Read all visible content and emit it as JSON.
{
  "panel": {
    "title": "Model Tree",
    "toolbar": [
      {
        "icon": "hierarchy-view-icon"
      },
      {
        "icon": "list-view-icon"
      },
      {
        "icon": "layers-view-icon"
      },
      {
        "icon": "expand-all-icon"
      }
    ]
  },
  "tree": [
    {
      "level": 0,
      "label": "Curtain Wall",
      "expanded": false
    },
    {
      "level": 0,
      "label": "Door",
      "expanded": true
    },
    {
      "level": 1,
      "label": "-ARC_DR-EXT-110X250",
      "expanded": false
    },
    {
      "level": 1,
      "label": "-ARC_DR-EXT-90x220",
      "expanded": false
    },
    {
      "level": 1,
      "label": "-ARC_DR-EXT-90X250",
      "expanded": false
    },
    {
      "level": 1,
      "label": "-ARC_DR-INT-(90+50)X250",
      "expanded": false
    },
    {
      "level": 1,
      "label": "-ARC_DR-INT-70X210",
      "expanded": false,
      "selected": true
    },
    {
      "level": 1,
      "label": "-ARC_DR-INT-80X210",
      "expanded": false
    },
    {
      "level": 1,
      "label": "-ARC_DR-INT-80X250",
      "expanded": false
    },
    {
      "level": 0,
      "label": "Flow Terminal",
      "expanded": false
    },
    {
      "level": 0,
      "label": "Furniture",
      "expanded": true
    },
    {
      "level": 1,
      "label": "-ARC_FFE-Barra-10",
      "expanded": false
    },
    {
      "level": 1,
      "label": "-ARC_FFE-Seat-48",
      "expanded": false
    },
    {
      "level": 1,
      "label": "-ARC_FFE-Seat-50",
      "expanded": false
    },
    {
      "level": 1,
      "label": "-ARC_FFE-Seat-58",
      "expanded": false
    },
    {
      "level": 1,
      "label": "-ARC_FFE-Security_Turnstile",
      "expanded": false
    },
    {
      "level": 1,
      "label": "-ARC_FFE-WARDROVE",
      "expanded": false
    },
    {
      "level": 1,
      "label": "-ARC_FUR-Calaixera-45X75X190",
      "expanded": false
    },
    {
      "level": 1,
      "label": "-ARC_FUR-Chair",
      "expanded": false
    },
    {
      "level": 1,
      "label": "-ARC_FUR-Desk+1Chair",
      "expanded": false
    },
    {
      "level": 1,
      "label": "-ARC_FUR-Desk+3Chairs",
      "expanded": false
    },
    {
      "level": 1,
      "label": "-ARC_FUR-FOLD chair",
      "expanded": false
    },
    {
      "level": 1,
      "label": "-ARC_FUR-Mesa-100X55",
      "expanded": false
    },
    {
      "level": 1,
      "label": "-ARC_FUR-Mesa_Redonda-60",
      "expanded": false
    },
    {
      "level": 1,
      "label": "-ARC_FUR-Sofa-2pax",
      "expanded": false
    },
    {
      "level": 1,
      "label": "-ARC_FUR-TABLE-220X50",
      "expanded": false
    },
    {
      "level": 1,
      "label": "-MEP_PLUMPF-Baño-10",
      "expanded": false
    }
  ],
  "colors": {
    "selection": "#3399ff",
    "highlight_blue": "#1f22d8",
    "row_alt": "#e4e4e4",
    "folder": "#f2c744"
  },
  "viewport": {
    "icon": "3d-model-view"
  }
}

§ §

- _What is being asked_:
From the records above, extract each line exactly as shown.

- _Response_:
Read all visible content and emit it as JSON.
{
  "panel": {
    "title": "Model Tree",
    "toolbar": [
      {
        "icon": "hierarchy-view-icon"
      },
      {
        "icon": "list-view-icon"
      },
      {
        "icon": "layers-view-icon"
      },
      {
        "icon": "expand-all-icon"
      }
    ]
  },
  "tree": [
    {
      "level": 0,
      "label": "Curtain Wall",
      "expanded": false
    },
    {
      "level": 0,
      "label": "Door",
      "expanded": true
    },
    {
      "level": 1,
      "label": "-ARC_DR-EXT-110X250",
      "expanded": false
    },
    {
      "level": 1,
      "label": "-ARC_DR-EXT-90x220",
      "expanded": false
    },
    {
      "level": 1,
      "label": "-ARC_DR-EXT-90X250",
      "expanded": false
    },
    {
      "level": 1,
      "label": "-ARC_DR-INT-(90+50)X250",
      "expanded": false
    },
    {
      "level": 1,
      "label": "-ARC_DR-INT-70X210",
      "expanded": false,
      "selected": true
    },
    {
      "level": 1,
      "label": "-ARC_DR-INT-80X210",
      "expanded": false
    },
    {
      "level": 1,
      "label": "-ARC_DR-INT-80X250",
      "expanded": false
    },
    {
      "level": 0,
      "label": "Flow Terminal",
      "expanded": false
    },
    {
      "level": 0,
      "label": "Furniture",
      "expanded": true
    },
    {
      "level": 1,
      "label": "-ARC_FFE-Barra-10",
      "expanded": false
    },
    {
      "level": 1,
      "label": "-ARC_FFE-Seat-48",
      "expanded": false
    },
    {
      "level": 1,
      "label": "-ARC_FFE-Seat-50",
      "expanded": false
    },
    {
      "level": 1,
      "label": "-ARC_FFE-Seat-58",
      "expanded": false
    },
    {
      "level": 1,
      "label": "-ARC_FFE-Security_Turnstile",
      "expanded": false
    },
    {
      "level": 1,
      "label": "-ARC_FFE-WARDROVE",
      "expanded": false
    },
    {
      "level": 1,
      "label": "-ARC_FUR-Calaixera-45X75X190",
      "expanded": false
    },
    {
      "level": 1,
      "label": "-ARC_FUR-Chair",
      "expanded": false
    },
    {
      "level": 1,
      "label": "-ARC_FUR-Desk+1Chair",
      "expanded": false
    },
    {
      "level": 1,
      "label": "-ARC_FUR-Desk+3Chairs",
      "expanded": false
    },
    {
      "level": 1,
      "label": "-ARC_FUR-FOLD chair",
      "expanded": false
    },
    {
      "level": 1,
      "label": "-ARC_FUR-Mesa-100X55",
      "expanded": false
    },
    {
      "level": 1,
      "label": "-ARC_FUR-Mesa_Redonda-60",
      "expanded": false
    },
    {
      "level": 1,
      "label": "-ARC_FUR-Sofa-2pax",
      "expanded": false
    },
    {
      "level": 1,
      "label": "-ARC_FUR-TABLE-220X50",
      "expanded": false
    },
    {
      "level": 1,
      "label": "-MEP_PLUMPF-Baño-10",
      "expanded": false
    }
  ],
  "colors": {
    "selection": "#3399ff",
    "highlight_blue": "#1f22d8",
    "row_alt": "#e4e4e4",
    "folder": "#f2c744"
  },
  "viewport": {
    "icon": "3d-model-view"
  }
}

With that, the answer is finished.